# Exercise aim
How many lines in the records below hold the string "true"? Answer with the number alone.

# Entries from a dataset of interfaces
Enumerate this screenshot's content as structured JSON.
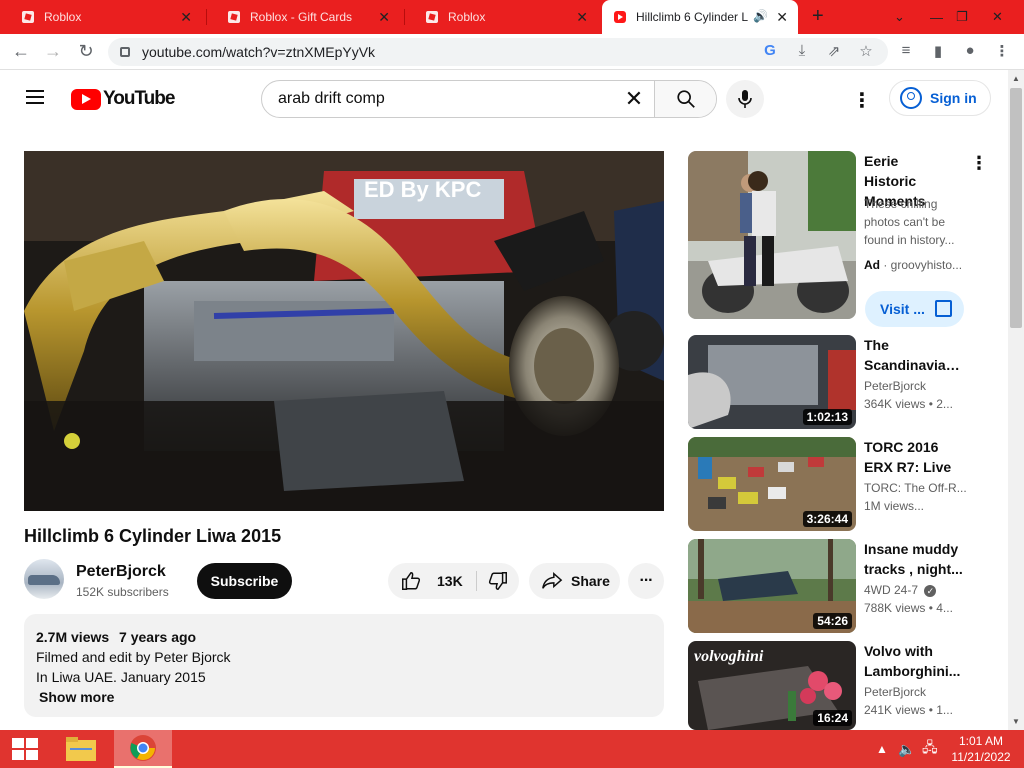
{
  "browser": {
    "tabs": [
      {
        "title": "Roblox",
        "active": false
      },
      {
        "title": "Roblox - Gift Cards",
        "active": false
      },
      {
        "title": "Roblox",
        "active": false
      },
      {
        "title": "Hillclimb 6 Cylinder L",
        "active": true
      }
    ],
    "url": "youtube.com/watch?v=ztnXMEpYyVk",
    "tab_strip_color": "#ea1f1f"
  },
  "youtube": {
    "logo_text": "YouTube",
    "search_value": "arab drift comp",
    "signin_label": "Sign in"
  },
  "video": {
    "overlay_text": "ED By KPC",
    "title": "Hillclimb 6 Cylinder Liwa 2015",
    "channel": "PeterBjorck",
    "subscribers": "152K subscribers",
    "subscribe_label": "Subscribe",
    "likes": "13K",
    "share_label": "Share",
    "views": "2.7M views",
    "age": "7 years ago",
    "description_lines": [
      "Filmed and edit by Peter Bjorck",
      "In Liwa UAE. January 2015"
    ],
    "show_more": "Show more"
  },
  "ad": {
    "title_lines": [
      "Eerie Historic",
      "Moments"
    ],
    "description": "These chilling photos can't be found in history...",
    "ad_label": "Ad",
    "advertiser": "· groovyhisto...",
    "visit_label": "Visit ..."
  },
  "recommendations": [
    {
      "title_lines": [
        "The",
        "Scandinavian..."
      ],
      "channel": "PeterBjorck",
      "views": "364K views • 2...",
      "duration": "1:02:13"
    },
    {
      "title_lines": [
        "TORC 2016",
        "ERX R7: Live"
      ],
      "channel": "TORC: The Off-R...",
      "views": "1M views...",
      "duration": "3:26:44"
    },
    {
      "title_lines": [
        "Insane muddy",
        "tracks , night..."
      ],
      "channel": "4WD 24-7",
      "views": "788K views • 4...",
      "duration": "54:26",
      "verified": true
    },
    {
      "title_lines": [
        "Volvo with",
        "Lamborghini..."
      ],
      "channel": "PeterBjorck",
      "views": "241K views • 1...",
      "duration": "16:24",
      "thumb_text": "volvoghini"
    }
  ],
  "taskbar": {
    "time": "1:01 AM",
    "date": "11/21/2022",
    "color": "#e0342f"
  }
}
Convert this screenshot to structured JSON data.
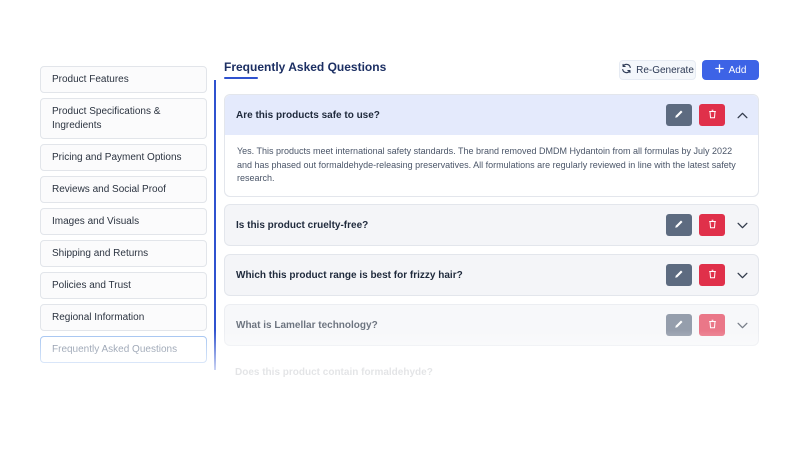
{
  "sidebar": {
    "items": [
      {
        "label": "Product Features"
      },
      {
        "label": "Product Specifications & Ingredients"
      },
      {
        "label": "Pricing and Payment Options"
      },
      {
        "label": "Reviews and Social Proof"
      },
      {
        "label": "Images and Visuals"
      },
      {
        "label": "Shipping and Returns"
      },
      {
        "label": "Policies and Trust"
      },
      {
        "label": "Regional Information"
      },
      {
        "label": "Frequently Asked Questions"
      }
    ]
  },
  "header": {
    "title": "Frequently Asked Questions",
    "regenerate_label": "Re-Generate",
    "add_label": "Add"
  },
  "faqs": [
    {
      "question": "Are this products safe to use?",
      "answer": "Yes. This products meet international safety standards. The brand removed DMDM Hydantoin from all formulas by July 2022 and has phased out formaldehyde-releasing preservatives. All formulations are regularly reviewed in line with the latest safety research.",
      "expanded": true
    },
    {
      "question": "Is this product cruelty-free?",
      "expanded": false
    },
    {
      "question": "Which this product range is best for frizzy hair?",
      "expanded": false
    },
    {
      "question": "What is Lamellar technology?",
      "expanded": false
    },
    {
      "question": "Does this product contain formaldehyde?",
      "expanded": false
    }
  ],
  "icons": {
    "regenerate": "refresh-icon",
    "add": "plus-icon",
    "edit": "pencil-icon",
    "delete": "trash-icon",
    "expand": "chevron-down-icon",
    "collapse": "chevron-up-icon"
  },
  "colors": {
    "accent": "#3d63e6",
    "title": "#1c2f63",
    "edit_button": "#5d6b80",
    "delete_button": "#e0304a",
    "open_header": "#e4eafc"
  }
}
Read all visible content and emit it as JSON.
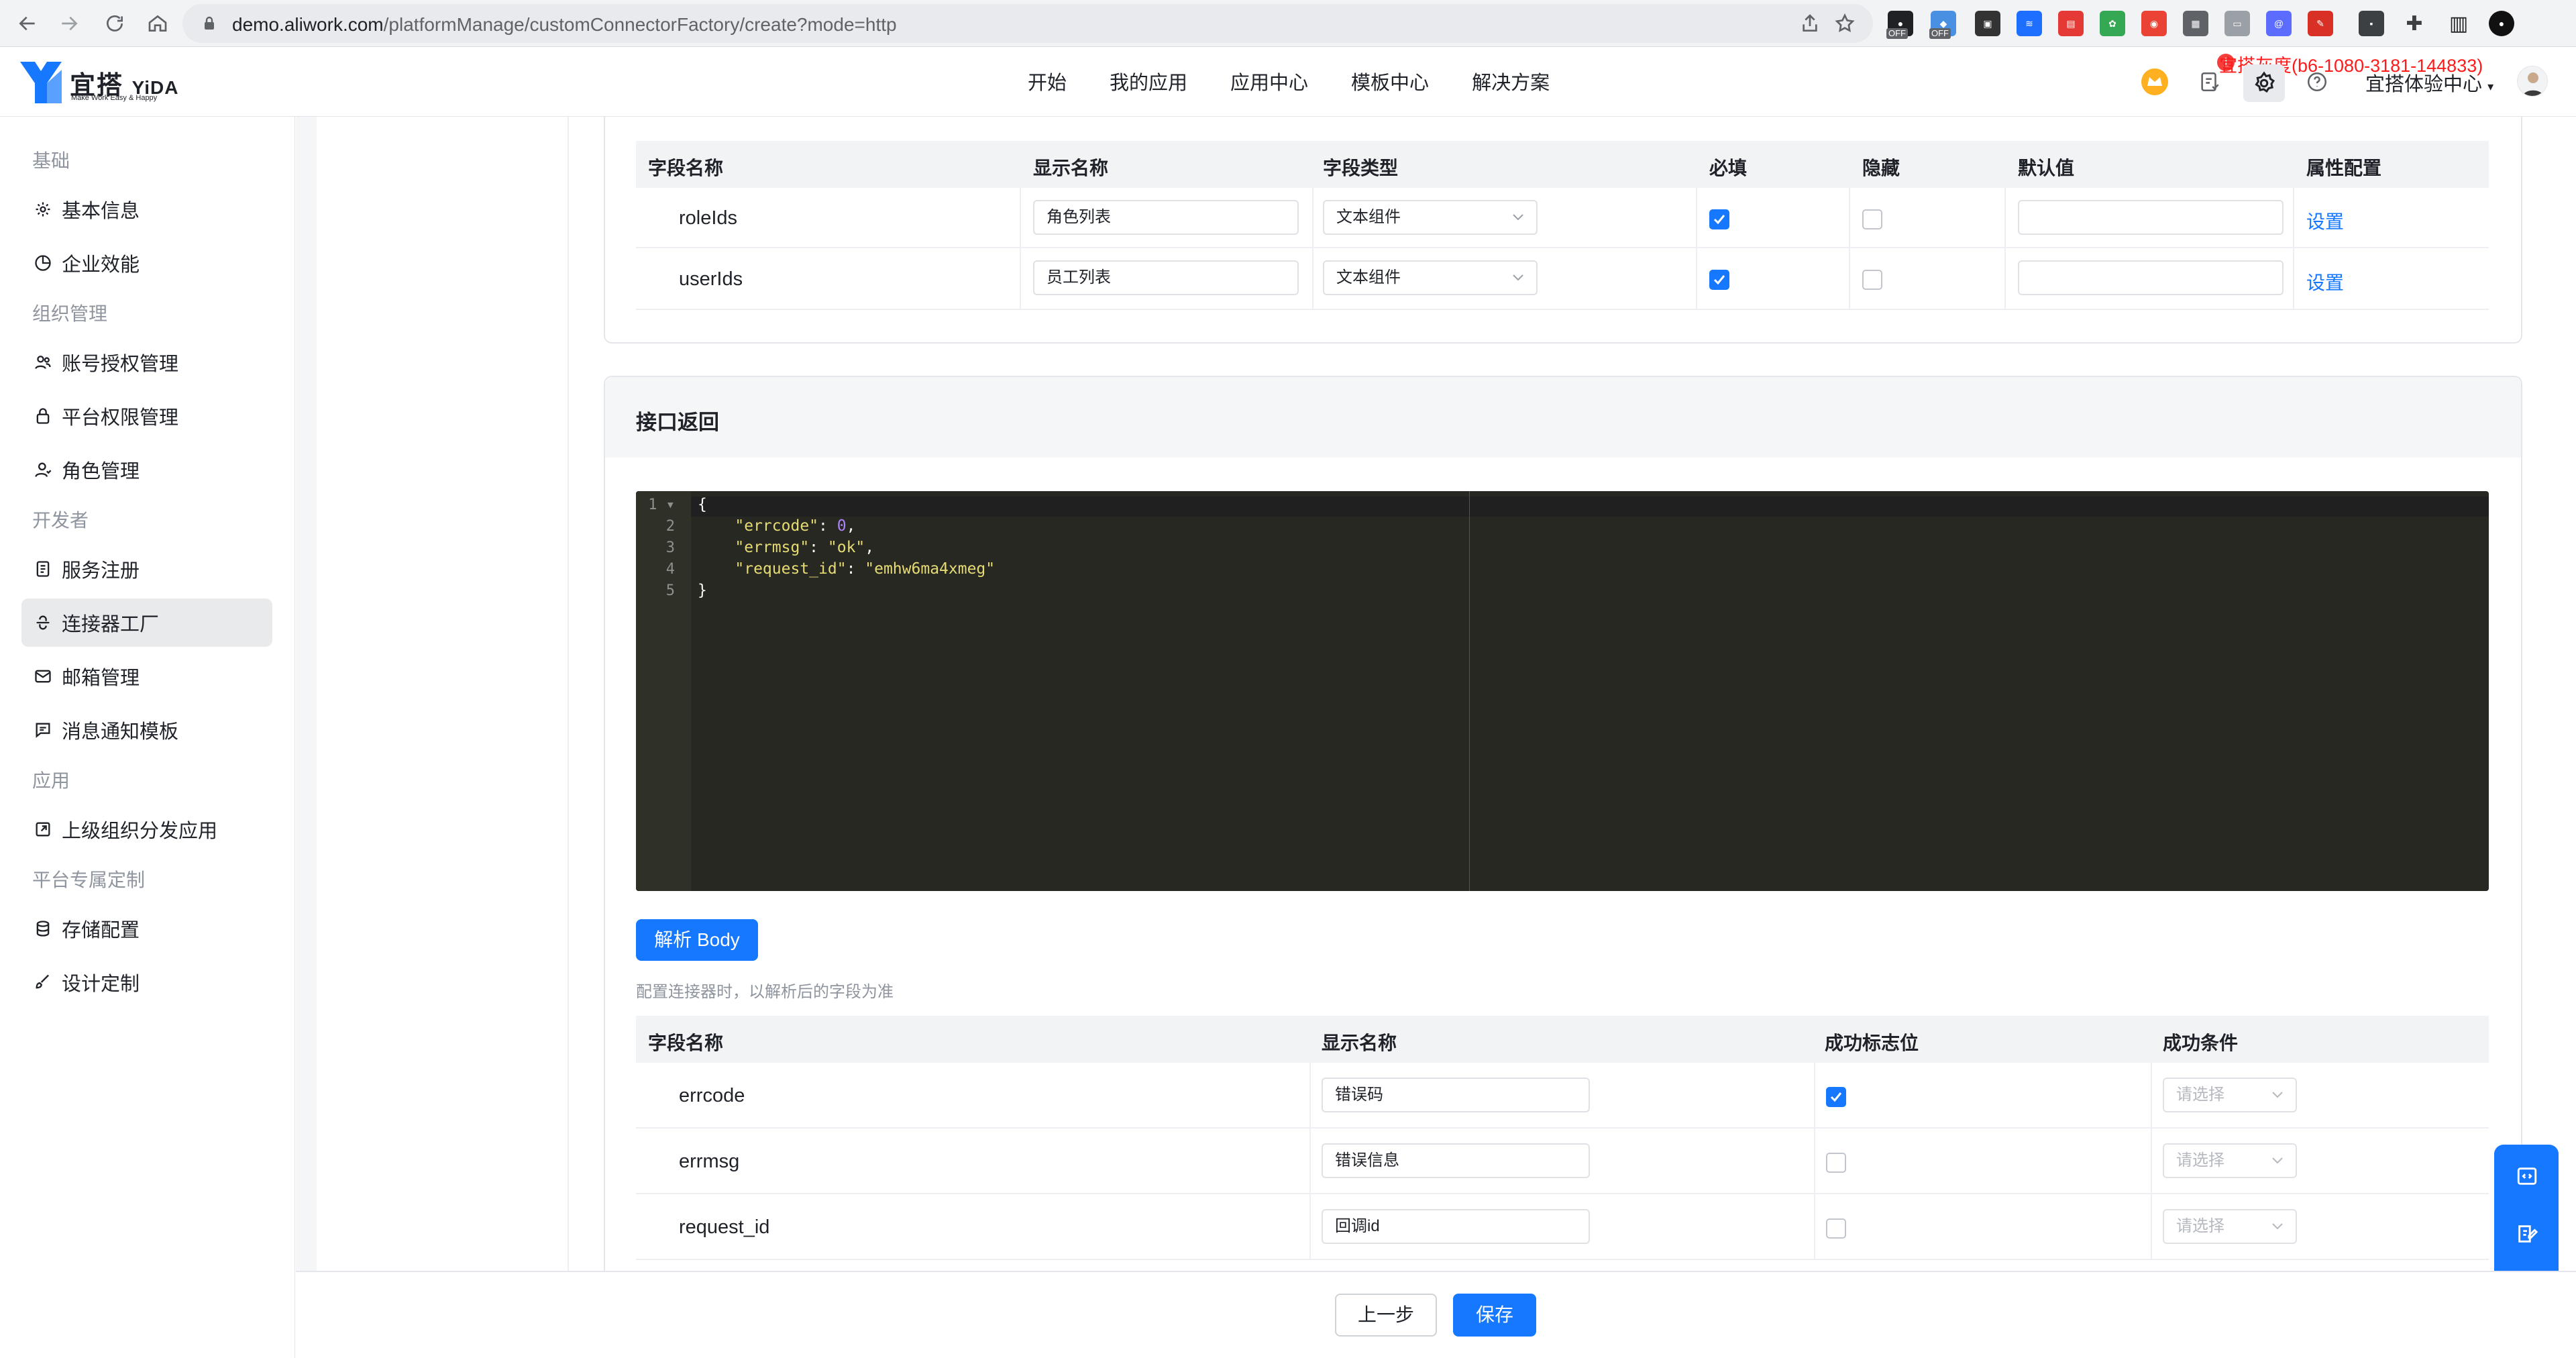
{
  "browser": {
    "url_host": "demo.aliwork.com",
    "url_path": "/platformManage/customConnectorFactory/create?mode=http",
    "ext_off_label": "OFF"
  },
  "header": {
    "logo_cn": "宜搭",
    "logo_en": "YiDA",
    "logo_slogan": "Make Work Easy & Happy",
    "nav": [
      "开始",
      "我的应用",
      "应用中心",
      "模板中心",
      "解决方案"
    ],
    "gray_banner": "宜搭灰度(b6-1080-3181-144833)",
    "gray_dot": "1",
    "org_name": "宜搭体验中心"
  },
  "sidebar": {
    "groups": [
      {
        "label": "基础",
        "items": [
          {
            "label": "基本信息",
            "icon": "gear-icon"
          },
          {
            "label": "企业效能",
            "icon": "chart-icon"
          }
        ]
      },
      {
        "label": "组织管理",
        "items": [
          {
            "label": "账号授权管理",
            "icon": "users-icon"
          },
          {
            "label": "平台权限管理",
            "icon": "lock-icon"
          },
          {
            "label": "角色管理",
            "icon": "user-icon"
          }
        ]
      },
      {
        "label": "开发者",
        "items": [
          {
            "label": "服务注册",
            "icon": "doc-icon"
          },
          {
            "label": "连接器工厂",
            "icon": "connector-icon"
          },
          {
            "label": "邮箱管理",
            "icon": "mail-icon"
          },
          {
            "label": "消息通知模板",
            "icon": "message-icon"
          }
        ]
      },
      {
        "label": "应用",
        "items": [
          {
            "label": "上级组织分发应用",
            "icon": "share-icon"
          }
        ]
      },
      {
        "label": "平台专属定制",
        "items": [
          {
            "label": "存储配置",
            "icon": "database-icon"
          },
          {
            "label": "设计定制",
            "icon": "brush-icon"
          }
        ]
      }
    ],
    "active": "连接器工厂"
  },
  "request_table": {
    "headers": [
      "字段名称",
      "显示名称",
      "字段类型",
      "必填",
      "隐藏",
      "默认值",
      "属性配置"
    ],
    "rows": [
      {
        "field": "roleIds",
        "display": "角色列表",
        "type": "文本组件",
        "required": true,
        "hidden": false,
        "default": "",
        "action": "设置"
      },
      {
        "field": "userIds",
        "display": "员工列表",
        "type": "文本组件",
        "required": true,
        "hidden": false,
        "default": "",
        "action": "设置"
      }
    ]
  },
  "response": {
    "title": "接口返回",
    "code_lines": [
      "{",
      "    \"errcode\": 0,",
      "    \"errmsg\": \"ok\",",
      "    \"request_id\": \"emhw6ma4xmeg\"",
      "}"
    ],
    "code": {
      "errcode_key": "\"errcode\"",
      "errcode_val": "0",
      "errmsg_key": "\"errmsg\"",
      "errmsg_val": "\"ok\"",
      "reqid_key": "\"request_id\"",
      "reqid_val": "\"emhw6ma4xmeg\""
    },
    "parse_button": "解析 Body",
    "hint": "配置连接器时，以解析后的字段为准",
    "headers": [
      "字段名称",
      "显示名称",
      "成功标志位",
      "成功条件"
    ],
    "rows": [
      {
        "field": "errcode",
        "display": "错误码",
        "success_flag": true,
        "condition_placeholder": "请选择"
      },
      {
        "field": "errmsg",
        "display": "错误信息",
        "success_flag": false,
        "condition_placeholder": "请选择"
      },
      {
        "field": "request_id",
        "display": "回调id",
        "success_flag": false,
        "condition_placeholder": "请选择"
      }
    ]
  },
  "footer": {
    "prev": "上一步",
    "save": "保存"
  },
  "colors": {
    "primary": "#1677ff",
    "editor_bg": "#272822",
    "banner_red": "#ff1a1a"
  }
}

# Output for this exercise
6